Across the grassy slopes, at the Concrete Stage, the sound system was partly powered by the kinetic energy of stationary-bike-pedalling volunteers (in variously dubious states of sobriety and fitness; these shaky, cycling subjects gloriously afforded some of the most joyful people-watching of the entire weekend.) Their heroic, drunken efforts gifted the less brave amongst us the opportunity to see our moonlit night out dancing to euphoric disco under the stars, in the tomb-grey hollow of an abandoned skateboard park.
Admittedly, there were some high-profile no-shows – unfortunate collateral damage for any organiser attempting to weave the many separate threads of a complex patchwork of individuals and artists. Saturday night headliner Glenn Underground cancelled his slot last minute due to illness, throwing the day’s line-up into temporary, but somewhat joyful, disarray, as the on-site roster of fellow DJs pitched in, dextrously shuffling their own sets about to fill the gaps. Josey Rebelle had bowed out about a week before, citing personal reasons.
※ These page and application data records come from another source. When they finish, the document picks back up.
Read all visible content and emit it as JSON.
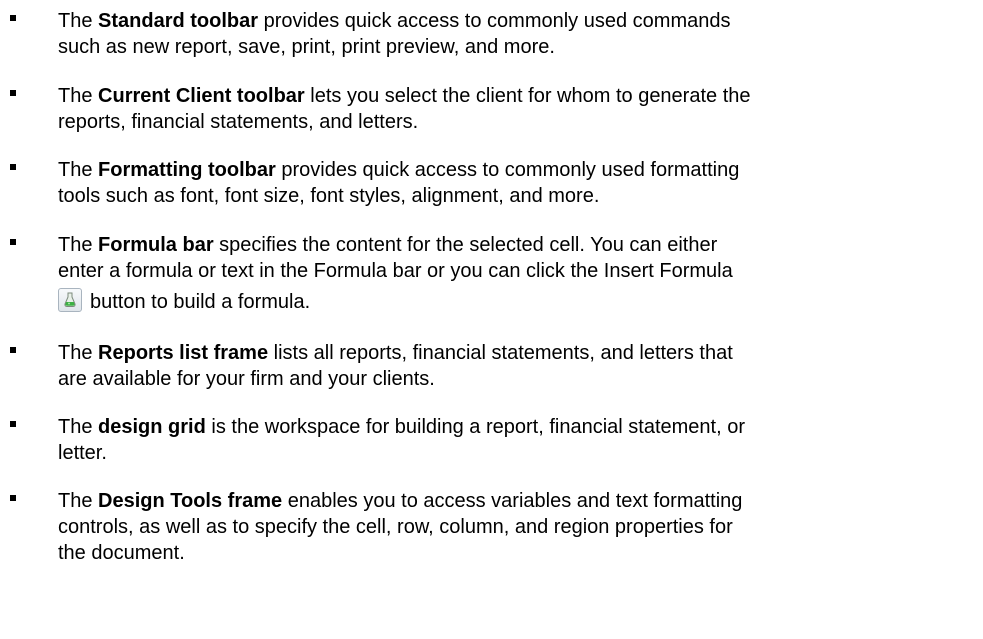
{
  "items": [
    {
      "term": "Standard toolbar",
      "line1": " provides quick access to commonly used commands",
      "line2": "such as new report, save, print, print preview, and more."
    },
    {
      "term": "Current Client toolbar",
      "line1": " lets you select the client for whom to generate the",
      "line2": "reports, financial statements, and letters."
    },
    {
      "term": "Formatting toolbar",
      "line1": " provides quick access to commonly used formatting",
      "line2": "tools such as font, font size, font styles, alignment, and more."
    },
    {
      "term": "Formula bar",
      "line1": " specifies the content for the selected cell. You can either",
      "line2": "enter a formula or text in the Formula bar or you can click the Insert Formula",
      "line3": "button to build a formula.",
      "icon": "insert-formula-icon"
    },
    {
      "term": "Reports list frame",
      "line1": " lists all reports, financial statements, and letters that",
      "line2": "are available for your firm and your clients."
    },
    {
      "term": "design grid",
      "line1": " is the workspace for building a report, financial statement, or",
      "line2": "letter."
    },
    {
      "term": "Design Tools frame",
      "line1": " enables you to access variables and text formatting",
      "line2": "controls, as well as to specify the cell, row, column, and region properties for",
      "line3": "the document."
    }
  ],
  "lead_word": "The ",
  "colors": {
    "text": "#000000",
    "icon_green": "#3cb043"
  }
}
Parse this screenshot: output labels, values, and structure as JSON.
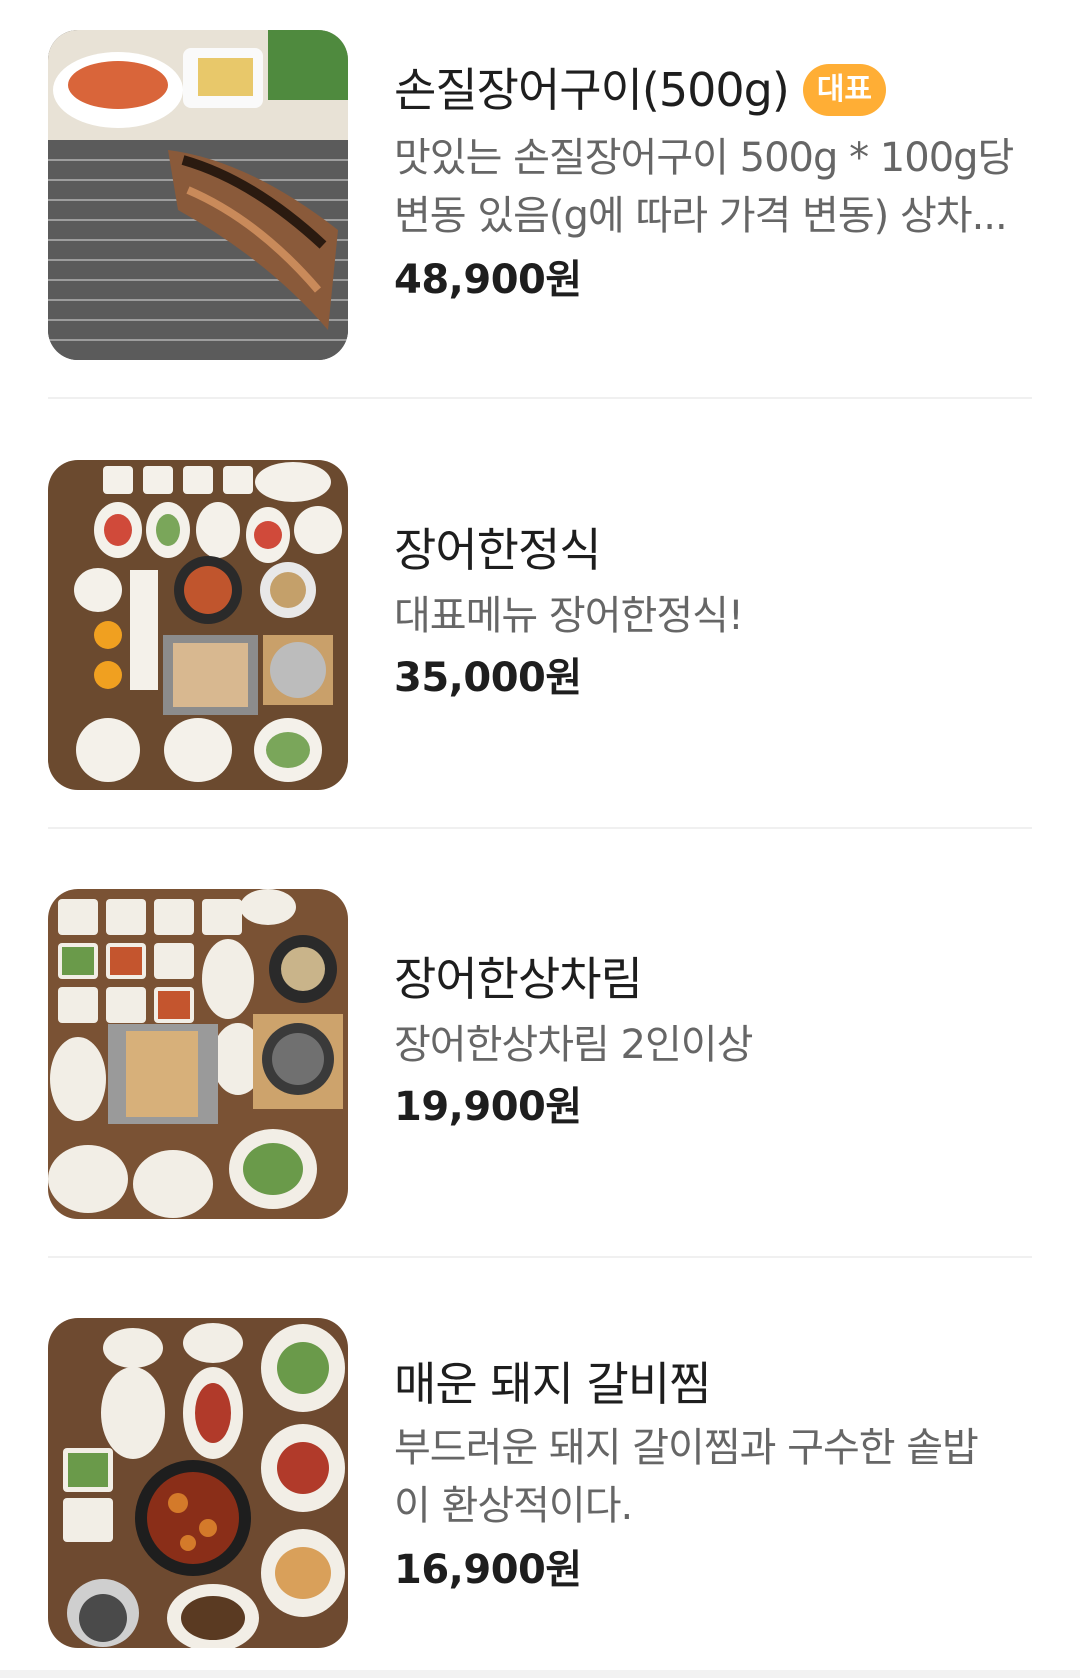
{
  "menu": {
    "items": [
      {
        "name": "손질장어구이(500g)",
        "badge": "대표",
        "desc_lines": [
          "맛있는 손질장어구이 500g * 100g당",
          "변동 있음(g에 따라 가격 변동) 상차..."
        ],
        "price": "48,900원",
        "image": "grilled-eel-photo"
      },
      {
        "name": "장어한정식",
        "badge": "",
        "desc_lines": [
          "대표메뉴 장어한정식!"
        ],
        "price": "35,000원",
        "image": "eel-set-meal-photo"
      },
      {
        "name": "장어한상차림",
        "badge": "",
        "desc_lines": [
          "장어한상차림 2인이상"
        ],
        "price": "19,900원",
        "image": "eel-table-setting-photo"
      },
      {
        "name": "매운 돼지 갈비찜",
        "badge": "",
        "desc_lines": [
          "부드러운 돼지 갈이찜과 구수한 솥밥",
          "이 환상적이다."
        ],
        "price": "16,900원",
        "image": "spicy-pork-rib-photo"
      }
    ]
  },
  "colors": {
    "badge_bg": "#ffae35",
    "title": "#1e1e1e",
    "desc": "#666666",
    "divider": "#f0f0f0"
  }
}
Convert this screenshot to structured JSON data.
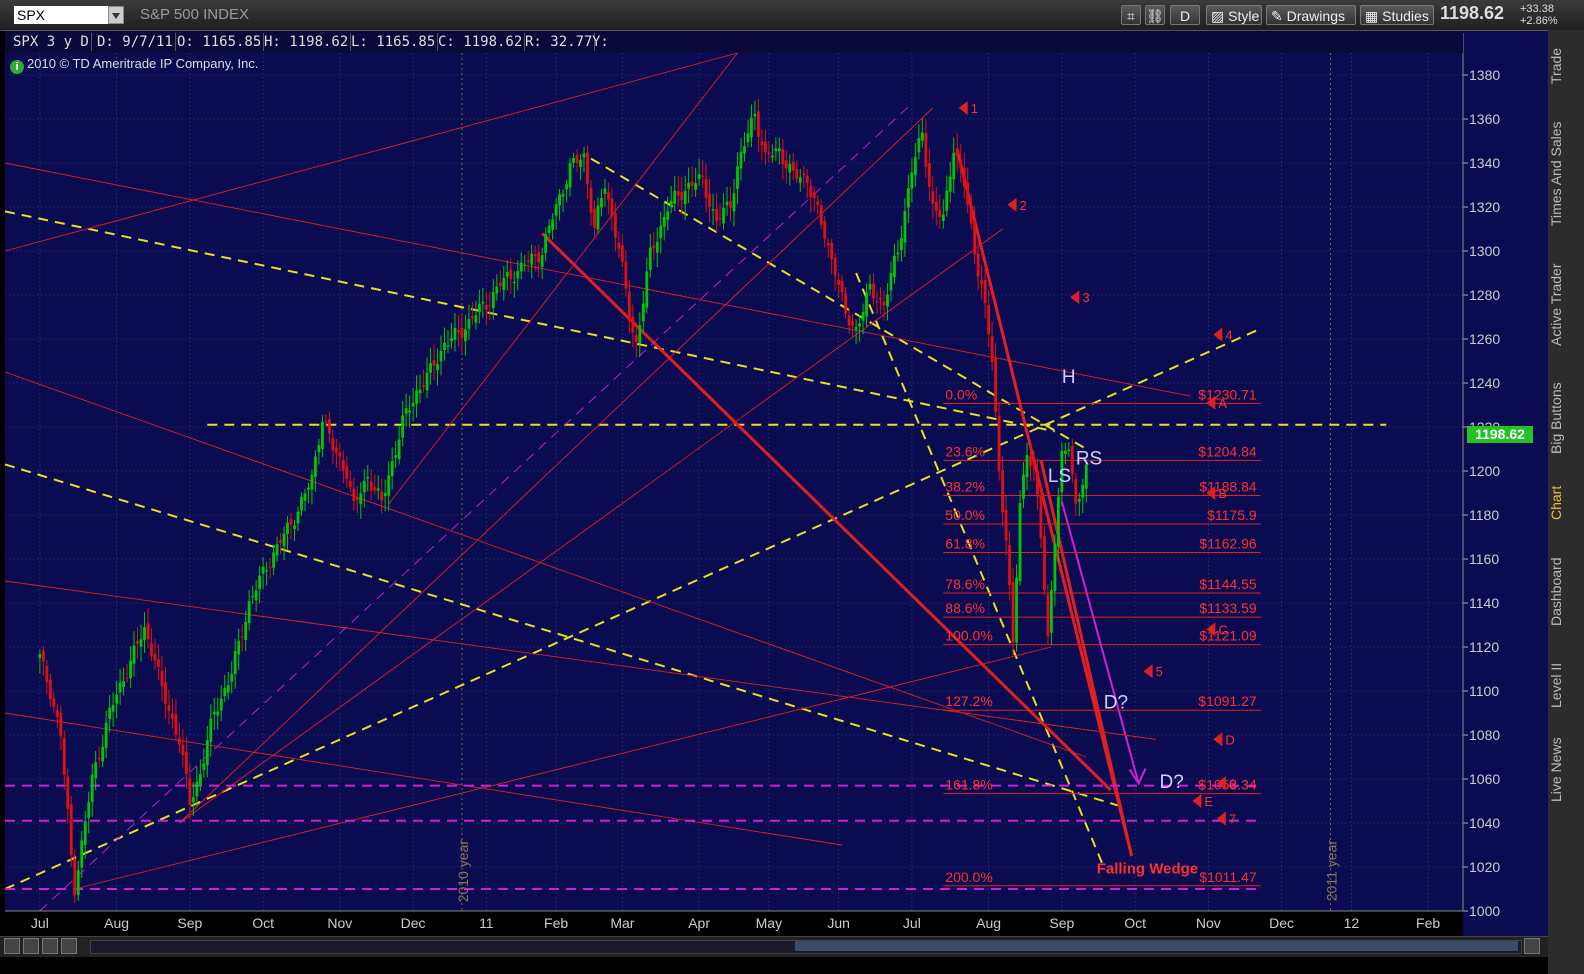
{
  "toolbar": {
    "symbol": "SPX",
    "title": "S&P 500 INDEX",
    "period_button": "D",
    "style_label": "Style",
    "drawings_label": "Drawings",
    "studies_label": "Studies",
    "last_price": "1198.62",
    "change": "+33.38",
    "change_pct": "+2.86%"
  },
  "info_bar": {
    "period": "SPX 3 y D",
    "date": "D: 9/7/11",
    "open": "O: 1165.85",
    "high": "H: 1198.62",
    "low": "L: 1165.85",
    "close": "C: 1198.62",
    "range": "R: 32.77",
    "y": "Y:"
  },
  "copyright": "2010 © TD Ameritrade IP Company, Inc.",
  "right_tabs": [
    "Trade",
    "Times And Sales",
    "Active Trader",
    "Big Buttons",
    "Chart",
    "Dashboard",
    "Level II",
    "Live News"
  ],
  "colors": {
    "background": "#0b0b52",
    "grid": "#5a5a88",
    "up": "#00c800",
    "down": "#e01010",
    "fib": "#e02020",
    "yellow": "#e8e020",
    "magenta": "#d020d0",
    "text_red": "#ff3030",
    "price_tag": "#22c322"
  },
  "chart_data": {
    "type": "candlestick",
    "symbol": "SPX",
    "ylim": [
      1000,
      1390
    ],
    "y_ticks": [
      1000,
      1020,
      1040,
      1060,
      1080,
      1100,
      1120,
      1140,
      1160,
      1180,
      1200,
      1220,
      1240,
      1260,
      1280,
      1300,
      1320,
      1340,
      1360,
      1380
    ],
    "x_labels": [
      "Jul",
      "Aug",
      "Sep",
      "Oct",
      "Nov",
      "Dec",
      "11",
      "Feb",
      "Mar",
      "Apr",
      "May",
      "Jun",
      "Jul",
      "Aug",
      "Sep",
      "Oct",
      "Nov",
      "Dec",
      "12",
      "Feb"
    ],
    "x_tick_index": [
      0,
      22,
      43,
      64,
      86,
      107,
      128,
      148,
      167,
      189,
      209,
      229,
      250,
      272,
      293,
      314,
      335,
      356,
      376,
      398
    ],
    "x_range": [
      -10,
      408
    ],
    "year_markers": [
      {
        "text": "2010 year",
        "x": 121
      },
      {
        "text": "2011 year",
        "x": 370
      }
    ],
    "current_price": "1198.62",
    "price_anchors": [
      [
        0,
        1115
      ],
      [
        3,
        1100
      ],
      [
        6,
        1080
      ],
      [
        9,
        1025
      ],
      [
        10,
        1011
      ],
      [
        12,
        1030
      ],
      [
        15,
        1060
      ],
      [
        20,
        1090
      ],
      [
        25,
        1110
      ],
      [
        30,
        1128
      ],
      [
        33,
        1115
      ],
      [
        35,
        1100
      ],
      [
        40,
        1078
      ],
      [
        43,
        1049
      ],
      [
        46,
        1063
      ],
      [
        50,
        1090
      ],
      [
        55,
        1108
      ],
      [
        60,
        1140
      ],
      [
        66,
        1160
      ],
      [
        72,
        1176
      ],
      [
        78,
        1196
      ],
      [
        81,
        1225
      ],
      [
        84,
        1210
      ],
      [
        88,
        1200
      ],
      [
        90,
        1183
      ],
      [
        94,
        1198
      ],
      [
        98,
        1185
      ],
      [
        100,
        1198
      ],
      [
        104,
        1222
      ],
      [
        108,
        1236
      ],
      [
        112,
        1245
      ],
      [
        116,
        1258
      ],
      [
        120,
        1262
      ],
      [
        124,
        1270
      ],
      [
        128,
        1276
      ],
      [
        132,
        1285
      ],
      [
        136,
        1290
      ],
      [
        140,
        1295
      ],
      [
        144,
        1300
      ],
      [
        148,
        1320
      ],
      [
        152,
        1338
      ],
      [
        156,
        1343
      ],
      [
        159,
        1310
      ],
      [
        162,
        1330
      ],
      [
        166,
        1302
      ],
      [
        169,
        1270
      ],
      [
        171,
        1258
      ],
      [
        175,
        1298
      ],
      [
        180,
        1320
      ],
      [
        186,
        1330
      ],
      [
        190,
        1332
      ],
      [
        194,
        1313
      ],
      [
        198,
        1322
      ],
      [
        200,
        1338
      ],
      [
        205,
        1363
      ],
      [
        208,
        1342
      ],
      [
        212,
        1346
      ],
      [
        216,
        1334
      ],
      [
        220,
        1333
      ],
      [
        224,
        1312
      ],
      [
        228,
        1292
      ],
      [
        231,
        1270
      ],
      [
        234,
        1265
      ],
      [
        238,
        1282
      ],
      [
        242,
        1276
      ],
      [
        246,
        1300
      ],
      [
        250,
        1337
      ],
      [
        253,
        1353
      ],
      [
        256,
        1320
      ],
      [
        259,
        1314
      ],
      [
        262,
        1348
      ],
      [
        265,
        1330
      ],
      [
        268,
        1300
      ],
      [
        270,
        1285
      ],
      [
        273,
        1250
      ],
      [
        275,
        1200
      ],
      [
        277,
        1170
      ],
      [
        279,
        1120
      ],
      [
        281,
        1185
      ],
      [
        283,
        1210
      ],
      [
        285,
        1200
      ],
      [
        287,
        1170
      ],
      [
        289,
        1124
      ],
      [
        291,
        1170
      ],
      [
        293,
        1205
      ],
      [
        295,
        1212
      ],
      [
        297,
        1185
      ],
      [
        300,
        1199
      ]
    ],
    "trendlines": [
      {
        "color": "yellow",
        "dash": true,
        "from": [
          -10,
          1318
        ],
        "to": [
          291,
          1218
        ]
      },
      {
        "color": "yellow",
        "dash": true,
        "from": [
          -10,
          1203
        ],
        "to": [
          309,
          1048
        ]
      },
      {
        "color": "yellow",
        "dash": true,
        "from": [
          -10,
          1010
        ],
        "to": [
          349,
          1264
        ]
      },
      {
        "color": "yellow",
        "dash": true,
        "from": [
          48,
          1221
        ],
        "to": [
          386,
          1221
        ]
      },
      {
        "color": "yellow",
        "dash": true,
        "from": [
          158,
          1342
        ],
        "to": [
          300,
          1210
        ]
      },
      {
        "color": "yellow",
        "dash": true,
        "from": [
          234,
          1290
        ],
        "to": [
          305,
          1020
        ]
      },
      {
        "color": "red",
        "width": 3,
        "from": [
          144,
          1308
        ],
        "to": [
          307,
          1055
        ]
      },
      {
        "color": "red",
        "width": 3,
        "from": [
          263,
          1346
        ],
        "to": [
          313,
          1025
        ]
      },
      {
        "color": "red",
        "width": 3,
        "from": [
          287,
          1205
        ],
        "to": [
          313,
          1025
        ]
      },
      {
        "color": "magenta",
        "width": 2,
        "from": [
          293,
          1186
        ],
        "to": [
          315,
          1058
        ]
      },
      {
        "color": "magenta",
        "dash": true,
        "from": [
          0,
          1000
        ],
        "to": [
          250,
          1367
        ]
      },
      {
        "color": "red",
        "from": [
          -10,
          1340
        ],
        "to": [
          330,
          1234
        ]
      },
      {
        "color": "red",
        "from": [
          -10,
          1300
        ],
        "to": [
          200,
          1390
        ]
      },
      {
        "color": "red",
        "from": [
          -10,
          1245
        ],
        "to": [
          300,
          1070
        ]
      },
      {
        "color": "red",
        "from": [
          -10,
          1150
        ],
        "to": [
          320,
          1078
        ]
      },
      {
        "color": "red",
        "from": [
          -10,
          1090
        ],
        "to": [
          230,
          1030
        ]
      },
      {
        "color": "red",
        "from": [
          40,
          1040
        ],
        "to": [
          256,
          1365
        ]
      },
      {
        "color": "red",
        "from": [
          40,
          1040
        ],
        "to": [
          276,
          1310
        ]
      },
      {
        "color": "red",
        "from": [
          100,
          1185
        ],
        "to": [
          200,
          1390
        ]
      },
      {
        "color": "red",
        "from": [
          10,
          1010
        ],
        "to": [
          290,
          1120
        ]
      }
    ],
    "fib_levels": [
      {
        "pct": "0.0%",
        "price": 1230.71,
        "label": "$1230.71"
      },
      {
        "pct": "23.6%",
        "price": 1204.84,
        "label": "$1204.84"
      },
      {
        "pct": "38.2%",
        "price": 1188.84,
        "label": "$1188.84"
      },
      {
        "pct": "50.0%",
        "price": 1175.9,
        "label": "$1175.9"
      },
      {
        "pct": "61.8%",
        "price": 1162.96,
        "label": "$1162.96"
      },
      {
        "pct": "78.6%",
        "price": 1144.55,
        "label": "$1144.55"
      },
      {
        "pct": "88.6%",
        "price": 1133.59,
        "label": "$1133.59"
      },
      {
        "pct": "100.0%",
        "price": 1121.09,
        "label": "$1121.09"
      },
      {
        "pct": "127.2%",
        "price": 1091.27,
        "label": "$1091.27"
      },
      {
        "pct": "161.8%",
        "price": 1053.34,
        "label": "$1053.34"
      },
      {
        "pct": "200.0%",
        "price": 1011.47,
        "label": "$1011.47"
      }
    ],
    "fib_x_range": [
      259,
      350
    ],
    "magenta_levels": [
      1057,
      1041,
      1010
    ],
    "markers": [
      {
        "text": "1",
        "x": 266,
        "y": 1365
      },
      {
        "text": "2",
        "x": 280,
        "y": 1321
      },
      {
        "text": "3",
        "x": 298,
        "y": 1279
      },
      {
        "text": "4",
        "x": 339,
        "y": 1262
      },
      {
        "text": "A",
        "x": 337,
        "y": 1231
      },
      {
        "text": "B",
        "x": 337,
        "y": 1190
      },
      {
        "text": "C",
        "x": 337,
        "y": 1128
      },
      {
        "text": "5",
        "x": 319,
        "y": 1109
      },
      {
        "text": "D",
        "x": 339,
        "y": 1078
      },
      {
        "text": "6",
        "x": 340,
        "y": 1058
      },
      {
        "text": "E",
        "x": 333,
        "y": 1050
      },
      {
        "text": "7",
        "x": 340,
        "y": 1042
      }
    ],
    "annotations": [
      {
        "text": "H",
        "x": 293,
        "y": 1240,
        "color": "#d0d0ff"
      },
      {
        "text": "LS",
        "x": 289,
        "y": 1195,
        "color": "#d0d0ff"
      },
      {
        "text": "RS",
        "x": 297,
        "y": 1203,
        "color": "#d0d0ff"
      },
      {
        "text": "D?",
        "x": 305,
        "y": 1092,
        "color": "#d0d0ff"
      },
      {
        "text": "D?",
        "x": 321,
        "y": 1056,
        "color": "#d0d0ff"
      },
      {
        "text": "Falling Wedge",
        "x": 303,
        "y": 1017,
        "color": "#ff3030"
      }
    ]
  }
}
Such blips are par for the course: the festival is still in its infancy; this year’s sophomore set-up being a reboot of last May’s inaugural, Japanese-infused dance-fest on nearby Lantau. Yet despite a couple of bumps in the road, this small autumn gathering with a very human heart had pretty much everything you could wish for on its tiny piece of turf overlooking the ocean: namely revelling in the sun, dancing under the moon and sleeping under the stars. In a scenic island beauty-spot in the South China Seas where, as with so many of Hong Kong’s sleepy outlying islands, time seems to have stood slightly still. So let’s all set our clocks for next year. I’ll be the one under the disco ball.